**HOW TO COMPLETE THIS TASK**. Each record in the listing below is to be duplicated exactly.

**DATA SUPPLIED**.
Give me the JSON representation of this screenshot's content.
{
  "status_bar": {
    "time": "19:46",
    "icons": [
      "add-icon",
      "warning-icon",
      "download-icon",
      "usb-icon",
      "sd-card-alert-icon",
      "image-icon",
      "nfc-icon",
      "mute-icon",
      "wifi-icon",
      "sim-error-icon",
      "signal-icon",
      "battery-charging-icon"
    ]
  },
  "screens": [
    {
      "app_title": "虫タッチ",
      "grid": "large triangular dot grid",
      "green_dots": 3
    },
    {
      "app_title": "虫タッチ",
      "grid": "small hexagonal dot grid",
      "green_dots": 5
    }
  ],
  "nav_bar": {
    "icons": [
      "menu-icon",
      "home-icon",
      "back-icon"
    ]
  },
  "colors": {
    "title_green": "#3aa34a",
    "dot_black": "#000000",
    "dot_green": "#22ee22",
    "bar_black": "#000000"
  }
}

**RESPONSE BELOW**.
Give me the JSON representation of this screenshot's content.
{
  "status_bar": {
    "time": "19:46",
    "icons": [
      "add-icon",
      "warning-icon",
      "download-icon",
      "usb-icon",
      "sd-card-alert-icon",
      "image-icon",
      "nfc-icon",
      "mute-icon",
      "wifi-icon",
      "sim-error-icon",
      "signal-icon",
      "battery-charging-icon"
    ]
  },
  "screens": [
    {
      "app_title": "虫タッチ",
      "grid": "large triangular dot grid",
      "green_dots": 3
    },
    {
      "app_title": "虫タッチ",
      "grid": "small hexagonal dot grid",
      "green_dots": 5
    }
  ],
  "nav_bar": {
    "icons": [
      "menu-icon",
      "home-icon",
      "back-icon"
    ]
  },
  "colors": {
    "title_green": "#3aa34a",
    "dot_black": "#000000",
    "dot_green": "#22ee22",
    "bar_black": "#000000"
  }
}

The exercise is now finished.